January 2018: The Philosophy of Coffee has now been published. For more details, including how to get a copy, please read my lastest post on the subject.
It’s that time of year again, when I announce the Coffee Spot Calendar, which will be my fifth calendar to date. As before, the calendars will be professionally-printed on glossy paper, each month featuring a landscape, A4 picture from one of my favourite Coffee Spots of the last 12 months. I will also be continuing the very successful Coffee Spot Lighting Calendar, with help from my friend Sharon Reed, which is now entering its third year.
When it comes to the Lighting Calendar, Sharon has always helped me select the pictures, which got me thinking last year, why not let you, my readers, help select the pictures as well, both for the Lighting and the regular Coffee Spot Calendar? Why not indeed? So I did and after a successful trial last year, I’ve decided to give it another go!
All you have to do is nominate your favourite Coffee Spot pictures. They have to be landscape and from a Coffee Spot published on or after 1st November 2016. It’s as easy as that!
However did that happen? There I was, minding my own business, when I looked at the calendar and realised that the Coffee Spot is five years old tomorrow. Where has all the time gone? I launched the Coffee Spot four years and 364 days ago on Friday, 28th September 2012 (at 14.15 to be precise). Back then, I had no idea just how big it would become and how it would evolve to drive (takeover?) much of what I do.
In the Coffee Spot’s fifth year, I published 215 times, covering 139 Coffee Spots, with the remaining posts covering various coffee events, roasters and the Coffee Spot Awards. I’ve also been getting around more, visiting six countries outside the UK, including four for the first time. In turn, you have been looking at the Coffee Spot in ever greater numbers. In the last year, more than 83,000 people visited the Coffee Spot and between you, you’ve looked at more 137,000 pages.
So, thank you, everyone, whether you dip into the Coffee Spot every now and then, or whether you read every single post and page. Without you, there really would be no point in my doing this.
For a long time, my go-to hand-grinder has been made by Knock, which produces a range of top-quality hand-grinders. I actually have two Knock grinders, Woody, the world’s first wooden feldgrind and Red, which is a feldfarb, the metal version of the feldgrind. I wrote a comprehensive article about Woody two years ago and since then both Woody and Red have received extensive use.

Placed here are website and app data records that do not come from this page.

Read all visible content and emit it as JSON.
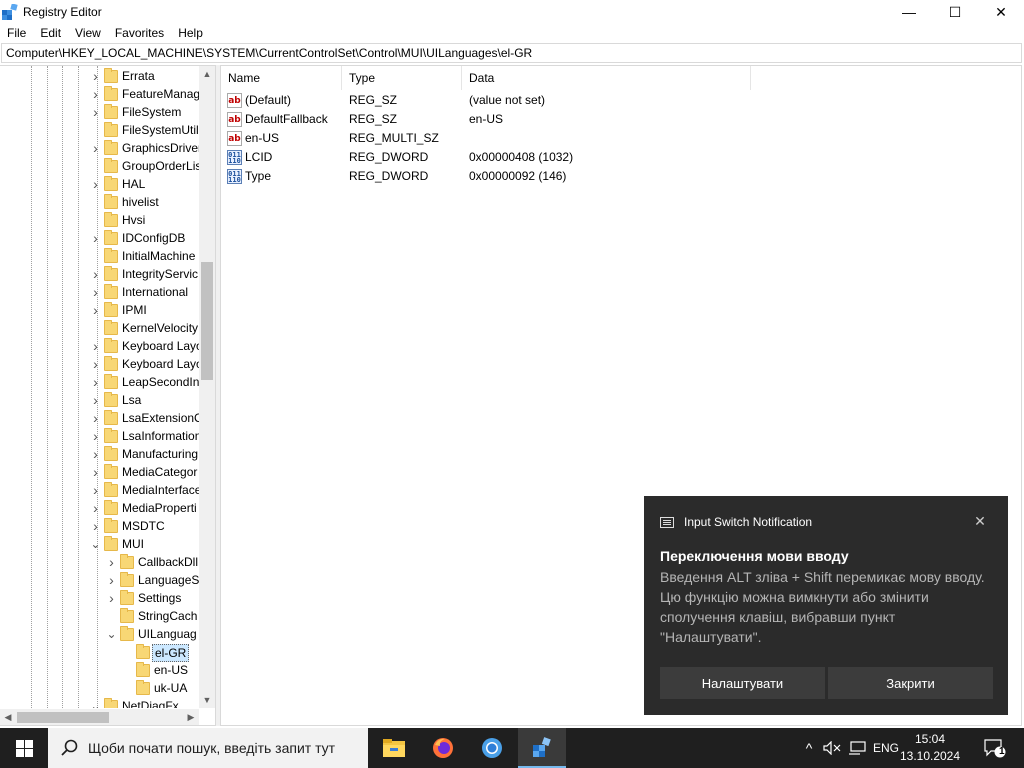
{
  "window": {
    "title": "Registry Editor",
    "minimize": "—",
    "maximize": "☐",
    "close": "✕"
  },
  "menu": [
    "File",
    "Edit",
    "View",
    "Favorites",
    "Help"
  ],
  "address": "Computer\\HKEY_LOCAL_MACHINE\\SYSTEM\\CurrentControlSet\\Control\\MUI\\UILanguages\\el-GR",
  "tree": {
    "items": [
      {
        "label": "Errata",
        "level": 0,
        "expander": "›"
      },
      {
        "label": "FeatureManag",
        "level": 0,
        "expander": "›"
      },
      {
        "label": "FileSystem",
        "level": 0,
        "expander": "›"
      },
      {
        "label": "FileSystemUtil",
        "level": 0,
        "expander": ""
      },
      {
        "label": "GraphicsDriver",
        "level": 0,
        "expander": "›"
      },
      {
        "label": "GroupOrderLis",
        "level": 0,
        "expander": ""
      },
      {
        "label": "HAL",
        "level": 0,
        "expander": "›"
      },
      {
        "label": "hivelist",
        "level": 0,
        "expander": ""
      },
      {
        "label": "Hvsi",
        "level": 0,
        "expander": ""
      },
      {
        "label": "IDConfigDB",
        "level": 0,
        "expander": "›"
      },
      {
        "label": "InitialMachine",
        "level": 0,
        "expander": ""
      },
      {
        "label": "IntegrityServic",
        "level": 0,
        "expander": "›"
      },
      {
        "label": "International",
        "level": 0,
        "expander": "›"
      },
      {
        "label": "IPMI",
        "level": 0,
        "expander": "›"
      },
      {
        "label": "KernelVelocity",
        "level": 0,
        "expander": ""
      },
      {
        "label": "Keyboard Layo",
        "level": 0,
        "expander": "›"
      },
      {
        "label": "Keyboard Layo",
        "level": 0,
        "expander": "›"
      },
      {
        "label": "LeapSecondIn",
        "level": 0,
        "expander": "›"
      },
      {
        "label": "Lsa",
        "level": 0,
        "expander": "›"
      },
      {
        "label": "LsaExtensionC",
        "level": 0,
        "expander": "›"
      },
      {
        "label": "LsaInformation",
        "level": 0,
        "expander": "›"
      },
      {
        "label": "Manufacturing",
        "level": 0,
        "expander": "›"
      },
      {
        "label": "MediaCategor",
        "level": 0,
        "expander": "›"
      },
      {
        "label": "MediaInterface",
        "level": 0,
        "expander": "›"
      },
      {
        "label": "MediaProperti",
        "level": 0,
        "expander": "›"
      },
      {
        "label": "MSDTC",
        "level": 0,
        "expander": "›"
      },
      {
        "label": "MUI",
        "level": 0,
        "expander": "⌄"
      },
      {
        "label": "CallbackDll",
        "level": 1,
        "expander": "›"
      },
      {
        "label": "LanguageS",
        "level": 1,
        "expander": "›"
      },
      {
        "label": "Settings",
        "level": 1,
        "expander": "›"
      },
      {
        "label": "StringCach",
        "level": 1,
        "expander": ""
      },
      {
        "label": "UILanguag",
        "level": 1,
        "expander": "⌄"
      },
      {
        "label": "el-GR",
        "level": 2,
        "expander": "",
        "selected": true
      },
      {
        "label": "en-US",
        "level": 2,
        "expander": ""
      },
      {
        "label": "uk-UA",
        "level": 2,
        "expander": ""
      },
      {
        "label": "NetDiagFx",
        "level": 0,
        "expander": "⌄"
      }
    ]
  },
  "list": {
    "columns": [
      "Name",
      "Type",
      "Data"
    ],
    "rows": [
      {
        "icon": "ab",
        "name": "(Default)",
        "type": "REG_SZ",
        "data": "(value not set)"
      },
      {
        "icon": "ab",
        "name": "DefaultFallback",
        "type": "REG_SZ",
        "data": "en-US"
      },
      {
        "icon": "ab",
        "name": "en-US",
        "type": "REG_MULTI_SZ",
        "data": ""
      },
      {
        "icon": "bin",
        "name": "LCID",
        "type": "REG_DWORD",
        "data": "0x00000408 (1032)"
      },
      {
        "icon": "bin",
        "name": "Type",
        "type": "REG_DWORD",
        "data": "0x00000092 (146)"
      }
    ]
  },
  "notification": {
    "app": "Input Switch Notification",
    "close": "✕",
    "title": "Переключення мови вводу",
    "body": "Введення ALT зліва + Shift перемикає мову вводу. Цю функцію можна вимкнути або змінити сполучення клавіш, вибравши пункт \"Налаштувати\".",
    "buttons": [
      "Налаштувати",
      "Закрити"
    ]
  },
  "taskbar": {
    "search_placeholder": "Щоби почати пошук, введіть запит тут",
    "apps": [
      "file-explorer-icon",
      "firefox-icon",
      "chrome-icon",
      "registry-editor-icon"
    ],
    "language": "ENG",
    "time": "15:04",
    "date": "13.10.2024",
    "notification_count": "1",
    "tray_chevron": "^"
  },
  "colors": {
    "selection": "#cce8ff",
    "taskbar": "#1f1f1f",
    "toast": "#2b2b2b",
    "folder": "#f8d775"
  }
}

What sets Knock’s grinders apart from the cheaper hand-grinders on the market is the use of a high-quality steel burr set. This gives far superior grind consistency (not to mention being easier to use) when compared to the ceramic burrs used in entry-level grinders. The Knock grinders also have the easiest adjustment mechanism I’ve seen on any hand-grinder.
Earlier this year, Knock created something of a stir by launching a Kickstarter campaign for a new grinder, the Aergrind, which was fully subscribed in less than a day. I got my first look at a prototype at this year’s Glasgow Coffee Festival, and I have to say I was impressed. Then, towards the end of last month, there was a knock at the door and there was the postman with a package for me. A cylindrical package…